How Does Multifactor Authentication Work?
In order for multifactor authentication to work, organizations must first select which type of independent credentials they would like to use.
There are many different options available, but some of the most popular include:
- A one-time password (OTP) that is generated by an application or hardware device and then inputted by the user during login.
- A physical token, such as a key fob or USB drive, that must be plugged into the computer during login. The token generates a unique code that is used as one of the verification factors.
- Biometric identification, such as fingerprint scanning or iris recognition. This type of verification requires the user to physically present themselves in order to confirm their identity.
Once the organization has selected which type of credential they would like to use, they must then implement it into their system. For example, if they choose to use OTPs, they must install an application or device that can generate these codes for each user.
Once everything is set up, users will be prompted to input their chosen form of verification whenever they attempt to log in to their account. Only after successfully providing all of the required information will they be granted access.
Why is Multifactor Authentication Important?
Multifactor authentication is important because it provides an additional layer of security beyond what traditional username and password combinations can offer. By requiring users to provide multiple forms of verification, it significantly reduces the chances of unauthorized access because attackers would need to obtain all of the required information instead of just one piece.
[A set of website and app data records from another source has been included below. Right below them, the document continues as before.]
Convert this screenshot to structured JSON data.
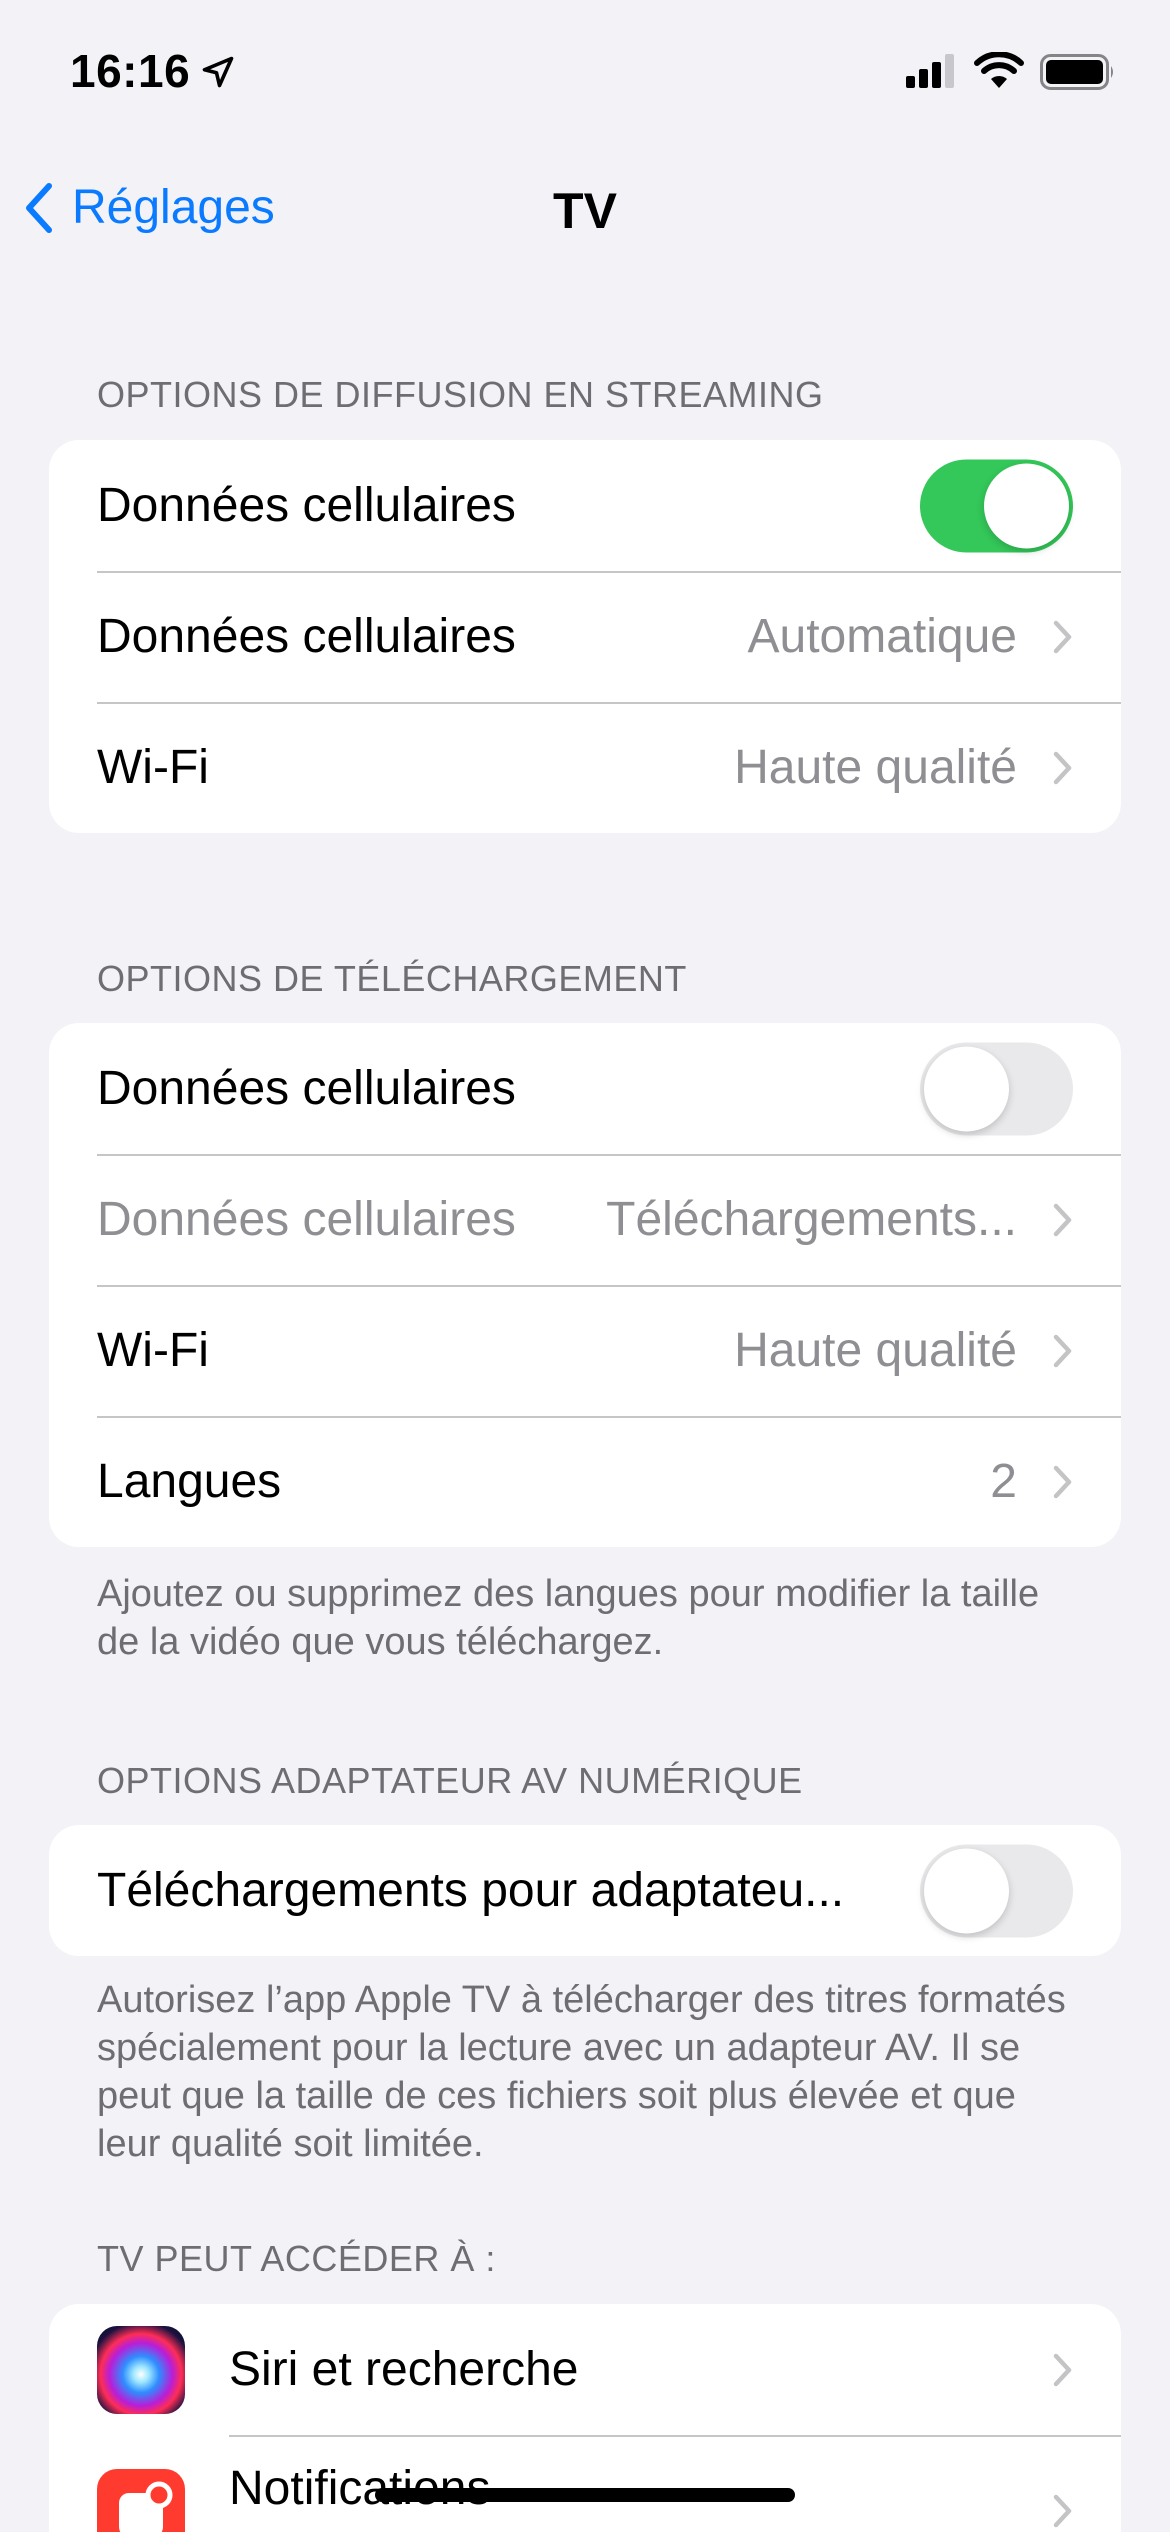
{
  "status_bar": {
    "time": "16:16"
  },
  "nav": {
    "back_label": "Réglages",
    "title": "TV"
  },
  "streaming": {
    "header": "OPTIONS DE DIFFUSION EN STREAMING",
    "rows": [
      {
        "label": "Données cellulaires",
        "toggle": true
      },
      {
        "label": "Données cellulaires",
        "value": "Automatique"
      },
      {
        "label": "Wi-Fi",
        "value": "Haute qualité"
      }
    ]
  },
  "download": {
    "header": "OPTIONS DE TÉLÉCHARGEMENT",
    "rows": [
      {
        "label": "Données cellulaires",
        "toggle": false
      },
      {
        "label": "Données cellulaires",
        "value": "Téléchargements..."
      },
      {
        "label": "Wi-Fi",
        "value": "Haute qualité"
      },
      {
        "label": "Langues",
        "value": "2"
      }
    ],
    "footer": "Ajoutez ou supprimez des langues pour modifier la taille de la vidéo que vous téléchargez."
  },
  "av_adapter": {
    "header": "OPTIONS ADAPTATEUR AV NUMÉRIQUE",
    "rows": [
      {
        "label": "Téléchargements pour adaptateu...",
        "toggle": false
      }
    ],
    "footer": "Autorisez l’app Apple TV à télécharger des titres formatés spécialement pour la lecture avec un adapteur AV. Il se peut que la taille de ces fichiers soit plus élevée et que leur qualité soit limitée."
  },
  "access": {
    "header": "TV PEUT ACCÉDER À :",
    "rows": [
      {
        "label": "Siri et recherche",
        "icon": "siri-icon"
      },
      {
        "label": "Notifications",
        "icon": "notifications-icon"
      }
    ]
  },
  "colors": {
    "accent": "#0a7aff",
    "toggle_on": "#34c759",
    "background": "#f2f2f7"
  }
}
Additionally, it makes it much easier for organizations to detect suspicious activity because any login attempts that do not utilize multifactor authentication can be flagged immediately.
Implementing multifactor authentication can seem like a daunting task, but it is well worth the effort in order to protect your organization’s data.
How to Implement Multifactor Authentication
What Are The Steps To Implement Multifactor Authentication?
There are 4 steps to implementing multifactor authentication:
- Determine which factors you will use
- Set up your environment
- Configure your devices
- Train your users
What Are The Benefits Of Implementing Multifactor Authentication?
There are many benefits of implementing multifactor authentication, including:
- Improved security: Multifactor authentication is more secure than single-factor authentication because it requires the use of two or more factors to verify a user’s identity. This makes it more difficult for hackers to gain access to accounts and systems since they would need to have possession of two different types of information (e.g., a password and a security token) in order to log in.
- Reduced costs: Implementing multifactor authentication can actually save you money in the long run by reducing the number of help desk calls related to password reset requests and account lockouts.
- Improved compliance: If your organization is subject to regulatory requirements, such as PCI DSS or HIPAA/ PHIPA, then implementing multifactor authentication can help you meet those compliance obligations.
How To Implement Multifactor Authentication
Multifactor authentication is an important tool for improving cybersecurity. When implemented properly, it can help to prevent unauthorized access to systems and data. There are a few steps that should be followed in order to properly implement multifactor authentication:
- first, identify which assets need protection and what level of protection is required;
- next, select the appropriate authentication factors;
- then, deploy the solution and test it to ensure it is working as intended;
- finally, monitor the system on an ongoing basis and make changes as needed.
There are several benefits of implementing multifactor authentication, including increased security, improved compliance with regulations, and reduced costs associated with password resets and other support issues.